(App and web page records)
^^^^
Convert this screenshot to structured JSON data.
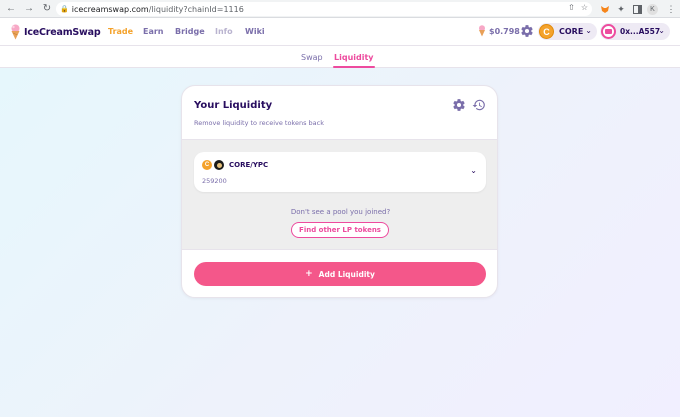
{
  "browser": {
    "url_host": "icecreamswap.com",
    "url_path": "/liquidity?chainId=1116"
  },
  "header": {
    "brand": "IceCreamSwap",
    "nav": [
      {
        "label": "Trade"
      },
      {
        "label": "Earn"
      },
      {
        "label": "Bridge"
      },
      {
        "label": "Info"
      },
      {
        "label": "Wiki"
      }
    ],
    "price": "$0.798",
    "network": "CORE",
    "network_icon": "C",
    "wallet": "0x...A557"
  },
  "subnav": {
    "swap": "Swap",
    "liquidity": "Liquidity"
  },
  "card": {
    "title": "Your Liquidity",
    "subtitle": "Remove liquidity to receive tokens back",
    "pool": {
      "token_a_icon": "C",
      "pair": "CORE/YPC",
      "amount": "259200"
    },
    "not_found": "Don't see a pool you joined?",
    "find_button": "Find other LP tokens",
    "add_button": "Add Liquidity"
  },
  "colors": {
    "accent": "#ed4b9e",
    "primary_button": "#f4578a",
    "nav_active": "#f4a22b",
    "text_primary": "#280d5f",
    "text_secondary": "#7a6eaa"
  }
}
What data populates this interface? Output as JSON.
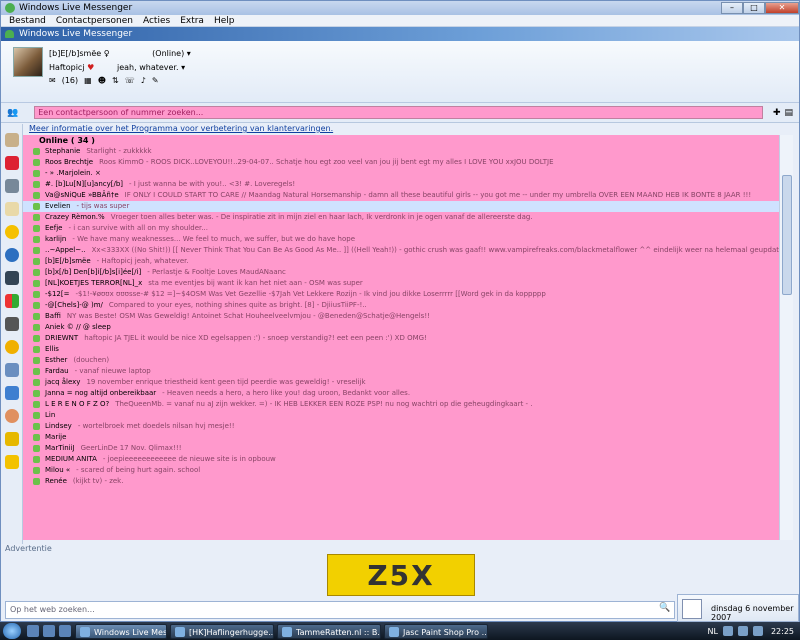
{
  "window": {
    "title": "Windows Live Messenger"
  },
  "menu": [
    "Bestand",
    "Contactpersonen",
    "Acties",
    "Extra",
    "Help"
  ],
  "app_header": "Windows Live Messenger",
  "profile": {
    "name": "[b]E[/b]smëe ♀",
    "status": "(Online)",
    "personal_message": "Haftopicj",
    "sub_status": "jeah, whatever.",
    "mail_count": "(16)"
  },
  "search": {
    "placeholder": "Een contactpersoon of nummer zoeken..."
  },
  "info_link": "Meer informatie over het Programma voor verbetering van klantervaringen.",
  "group": "Online ( 34 )",
  "contacts": [
    {
      "name": "Stephanie",
      "msg": "Starlight - zukkkkk"
    },
    {
      "name": "Roos Brechtje",
      "msg": "Roos KimmO - ROOS DICK..LOVEYOU!!..29-04-07.. Schatje hou egt zoo veel van jou jij bent egt my alles I LOVE YOU xxJOU DOLTJE"
    },
    {
      "name": "- » .Marjolein. × ",
      "msg": ""
    },
    {
      "name": "#. [b]Lu[N][u]ancy[/b]",
      "msg": "- I just wanna be with you!.. <3!      #. Loveregels!"
    },
    {
      "name": "Va@sNiQuE  »BBÂñ†e",
      "msg": "IF ONLY I COULD START TO CARE // Maandag Natural Horsemanship - damn all these beautiful girls -- you got me -- under my umbrella  OVER EEN MAAND HEB IK BONTE 8 JAAR !!!"
    },
    {
      "name": "Evelien",
      "msg": "- tijs was super",
      "hl": true
    },
    {
      "name": "Crazey Rèmon.%",
      "msg": "Vroeger toen alles beter was. - De inspiratie zit in mijn ziel en haar lach, Ik verdronk in je ogen vanaf de allereerste dag."
    },
    {
      "name": "Eefje",
      "msg": "- i can survive with all  on my shoulder..."
    },
    {
      "name": "karlijn",
      "msg": "- We have many weaknesses... We feel to much, we suffer, but we do have hope"
    },
    {
      "name": "..~Appel~..",
      "msg": "Xx<333XX    ((No Shit!)) [[ Never Think That You Can Be As Good As Me.. ]] ((Hell Yeah!)) - gothic crush was gaaf!!    www.vampirefreaks.com/blackmetalflower    ^^ eindelijk weer na helemaal geupdate"
    },
    {
      "name": "[b]E[/b]smëe",
      "msg": "- Haftopicj    jeah, whatever."
    },
    {
      "name": "[b]x[/b] Den[b]i[/b]s[i]ée[/i]",
      "msg": "- Perlastje & Fooltje    Loves MaudANaanc"
    },
    {
      "name": "[NL]KOETJES TERROR[NL]_x",
      "msg": "sta me eventjes bij want ik kan het niet aan - OSM was super"
    },
    {
      "name": "-$12[=",
      "msg": "-$1!-¥øʊʊx ʊʊʊsse-# $12  =]~$4OSM Was Vet Gezellie    -$7Jah Vet Lekkere Rozijn - Ik vind jou dikke Loserrrrr [[Word gek in da koppppp"
    },
    {
      "name": "-@[Chels]-@ )m/",
      "msg": "Compared to your eyes, nothing shines quite as bright. [8] - DjiiusTiiPF-!.."
    },
    {
      "name": "Baffi",
      "msg": "NY was Beste! OSM Was Geweldig!    Antoinet Schat Houheelveelvmjou - @Beneden@Schatje@Hengels!!"
    },
    {
      "name": "Aniek © // @ sleep",
      "msg": ""
    },
    {
      "name": "DRIEWNT",
      "msg": "haftopic    JA TJEL it would be nice XD    egelsappen :') - snoep verstandig?! eet een peen :')  XD   OMG!"
    },
    {
      "name": "Ellis",
      "msg": ""
    },
    {
      "name": "Esther",
      "msg": "(douchen)"
    },
    {
      "name": "Fardau",
      "msg": "- vanaf nieuwe laptop"
    },
    {
      "name": "jacq ålexy",
      "msg": "19 november enrique  triestheid kent geen tijd  peerdie was geweldig! - vreselijk"
    },
    {
      "name": "Janna = nog altijd onbereikbaar",
      "msg": "- Heaven needs a hero, a hero like you! dag uroon, Bedankt voor alles."
    },
    {
      "name": "L E R E N O F Z O?",
      "msg": "TheQueenMb. = vanaf nu aJ zijn wekker.    =) - IK HEB LEKKER EEN ROZE PSP!     nu nog wachtri op die geheugdingkaart - ."
    },
    {
      "name": "Lin",
      "msg": ""
    },
    {
      "name": "Lindsey",
      "msg": "- wortelbroek met doedels nilsan    hvj mesje!!"
    },
    {
      "name": "Marije",
      "msg": ""
    },
    {
      "name": "MarTiniiJ",
      "msg": "GeerLinDe 17 Nov. Qlimax!!!"
    },
    {
      "name": "MEDIUM ANITA",
      "msg": "- joepieeeeeeeeeeee de nieuwe site is in opbouw"
    },
    {
      "name": "Milou «",
      "msg": "- scared of being hurt again.      school"
    },
    {
      "name": "Renée",
      "msg": "(kijkt tv) - zek."
    }
  ],
  "ad_label": "Advertentie",
  "ad_text": "Z5X",
  "web_search": {
    "placeholder": "Op het web zoeken..."
  },
  "date": "dinsdag 6 november 2007",
  "taskbar": {
    "tasks": [
      "Windows Live Messen...",
      "[HK]Haflingerhugge...",
      "TammeRatten.nl :: B...",
      "Jasc Paint Shop Pro ..."
    ],
    "language": "NL",
    "clock": "22:25"
  },
  "colors": {
    "contact_list_bg": "#ff99cc",
    "header_blue": "#2d5fa6"
  }
}
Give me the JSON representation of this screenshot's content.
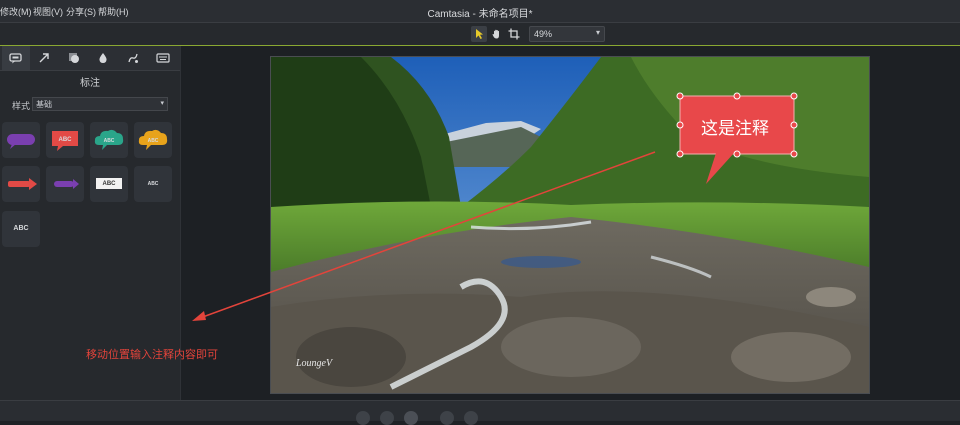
{
  "menubar": {
    "items": [
      {
        "label": "修改(M)"
      },
      {
        "label": "视图(V)"
      },
      {
        "label": "分享(S)"
      },
      {
        "label": "帮助(H)"
      }
    ],
    "title": "Camtasia - 未命名项目*"
  },
  "toolbar": {
    "tools": [
      "pointer-icon",
      "hand-icon",
      "crop-icon"
    ],
    "zoom": "49%"
  },
  "panel": {
    "tabs": [
      "callout-tab-icon",
      "arrow-tab-icon",
      "shape-tab-icon",
      "blur-tab-icon",
      "sketch-tab-icon",
      "keystroke-tab-icon"
    ],
    "title": "标注",
    "style_label": "样式",
    "style_value": "基础",
    "thumb_abc": "ABC"
  },
  "preview": {
    "callout_text": "这是注释",
    "watermark": "LoungeV"
  },
  "instruction": "移动位置输入注释内容即可",
  "colors": {
    "accent": "#8aa832",
    "callout_red": "#e8484a",
    "annotation_red": "#e3443b"
  }
}
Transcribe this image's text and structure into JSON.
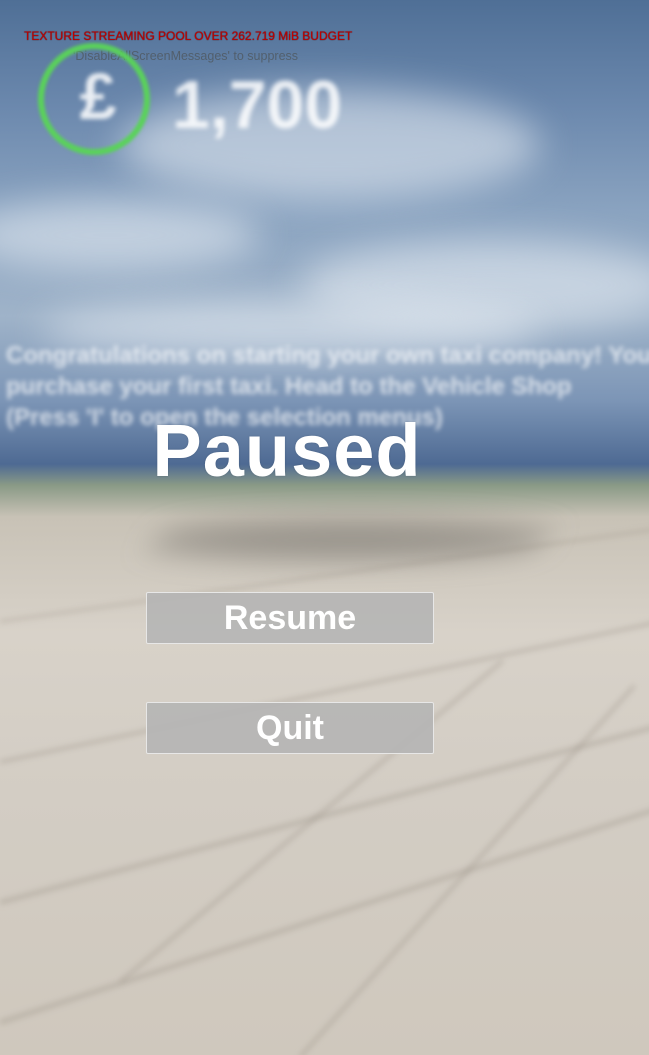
{
  "debug": {
    "warning": "TEXTURE STREAMING POOL OVER 262.719 MiB BUDGET",
    "hint": "'DisableAllScreenMessages' to suppress",
    "warning_color": "#c00000"
  },
  "hud": {
    "currency_icon": "pound-sign-icon",
    "currency_symbol": "£",
    "money": "1,700",
    "ring_color": "#5ad25a",
    "tutorial_text": "Congratulations on starting your own taxi company! You\npurchase your first taxi. Head to the Vehicle Shop\n(Press 'I' to  open the selection menus)"
  },
  "pause_menu": {
    "title": "Paused",
    "resume_label": "Resume",
    "quit_label": "Quit"
  }
}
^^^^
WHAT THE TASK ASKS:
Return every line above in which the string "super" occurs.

RESPONSE BELOW:
      "msg": "- tijs was super",
      "msg": "sta me eventjes bij want ik kan het niet aan - OSM was super"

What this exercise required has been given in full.